Following training at Lackland Air Force Base, San Antonio, Texas, Barros began his service here in December 2006. Only assigned here during his seven years, Barros conducted several narcotics searches to include random vehicle inspections, health and comfort searches at the barracks and local schools in Albany, Gurr said.
Gurr became the black, brown and gray colored dog’s handler in 2008 and portrayed his work partner, friend and companion as a “really good dog.”
“I have been a dog lover my whole life and being in the military working dog community you tend to get attached to these dogs,” he said. “You work with them all the time and they become more than just work partners. They become your friends and your companions. Barros was one of my first dogs I got to handle back in 2008, and (we) have really bonded over the years and grown closer to each other.

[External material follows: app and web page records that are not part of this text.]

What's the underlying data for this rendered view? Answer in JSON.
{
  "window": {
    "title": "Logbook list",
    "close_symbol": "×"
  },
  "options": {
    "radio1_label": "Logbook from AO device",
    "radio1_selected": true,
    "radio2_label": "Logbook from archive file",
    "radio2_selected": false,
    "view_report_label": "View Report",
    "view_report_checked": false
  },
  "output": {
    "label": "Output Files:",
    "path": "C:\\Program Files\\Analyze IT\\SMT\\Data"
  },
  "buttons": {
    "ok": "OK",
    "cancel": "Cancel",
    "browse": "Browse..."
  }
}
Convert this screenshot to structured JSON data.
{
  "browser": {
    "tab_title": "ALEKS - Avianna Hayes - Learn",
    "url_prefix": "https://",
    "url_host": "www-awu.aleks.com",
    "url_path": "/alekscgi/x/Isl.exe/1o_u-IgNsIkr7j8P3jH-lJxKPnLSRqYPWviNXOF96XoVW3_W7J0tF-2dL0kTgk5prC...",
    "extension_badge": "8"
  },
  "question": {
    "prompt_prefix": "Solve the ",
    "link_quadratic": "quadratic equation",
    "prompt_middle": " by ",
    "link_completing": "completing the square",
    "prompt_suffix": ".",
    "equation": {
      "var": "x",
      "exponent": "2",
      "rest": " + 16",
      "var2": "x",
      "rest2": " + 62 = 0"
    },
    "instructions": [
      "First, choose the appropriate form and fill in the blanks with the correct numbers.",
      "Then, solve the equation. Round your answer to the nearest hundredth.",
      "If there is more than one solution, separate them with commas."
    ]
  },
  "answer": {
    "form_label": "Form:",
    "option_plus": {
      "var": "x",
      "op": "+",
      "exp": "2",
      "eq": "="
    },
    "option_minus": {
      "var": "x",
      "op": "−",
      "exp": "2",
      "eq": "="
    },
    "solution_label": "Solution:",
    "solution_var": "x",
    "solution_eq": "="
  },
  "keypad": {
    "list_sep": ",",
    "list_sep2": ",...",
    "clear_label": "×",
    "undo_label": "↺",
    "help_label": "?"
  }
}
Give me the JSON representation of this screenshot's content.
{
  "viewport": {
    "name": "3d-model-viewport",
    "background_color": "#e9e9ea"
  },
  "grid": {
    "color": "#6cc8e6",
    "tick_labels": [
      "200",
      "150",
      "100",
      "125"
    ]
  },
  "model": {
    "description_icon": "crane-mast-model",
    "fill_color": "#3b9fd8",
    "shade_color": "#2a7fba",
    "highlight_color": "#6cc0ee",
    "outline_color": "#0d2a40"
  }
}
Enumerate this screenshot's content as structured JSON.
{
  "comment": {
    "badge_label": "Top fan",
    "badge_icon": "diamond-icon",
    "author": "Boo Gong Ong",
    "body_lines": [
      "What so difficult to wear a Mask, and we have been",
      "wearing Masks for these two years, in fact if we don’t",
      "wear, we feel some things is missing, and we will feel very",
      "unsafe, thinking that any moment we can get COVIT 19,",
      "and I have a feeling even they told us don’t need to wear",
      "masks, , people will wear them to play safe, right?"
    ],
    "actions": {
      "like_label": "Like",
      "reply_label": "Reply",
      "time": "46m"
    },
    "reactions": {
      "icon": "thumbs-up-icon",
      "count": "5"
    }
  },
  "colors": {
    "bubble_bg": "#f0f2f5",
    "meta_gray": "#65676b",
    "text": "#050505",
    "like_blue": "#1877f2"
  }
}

“For me to be able to take him home and allow him to have the retirement he deserves feels wonderful for me and my family,” Gurr added. “He’s going to be doing a lot of running around, being lazy and being able to be a dog instead of being put to work all the time. I’m excited and ready for him to come home.”
Day-to-day operations for Barros included being fed in the morning, working on random vehicle inspections, searching commercial vehicle gates as well as patrol dog training.
“Barros is what we like to call in the canine world a push-button dog,” Gurr said. “Barros knows his job to a T.”
Barros is not Gurr’s first military working dog adoption. A year and a half ago he adopted Brutus from here. Late last year Brutus passed away.
“Three people wanted to adopt (Barros and Gurr) had handled him the longest amount of time,” Dunwoodie said, noting that Barros was the last of the old crew of civilian patrol working dogs assigned here and in the past two and a half years, six dogs have been adopted.
Randy Jack, chief of police, Marine Corps Police Department, presented Gurr with a certificate for Barros’ distinguished service during Tuesday’s ceremony.
“Chris Gurr is one of our finest handlers and he has been with Barros for a long time,” Jack said. “(Barros) has earned his right to retire. Barros has been an outstanding Marine and has done his part to help keep us all safe.”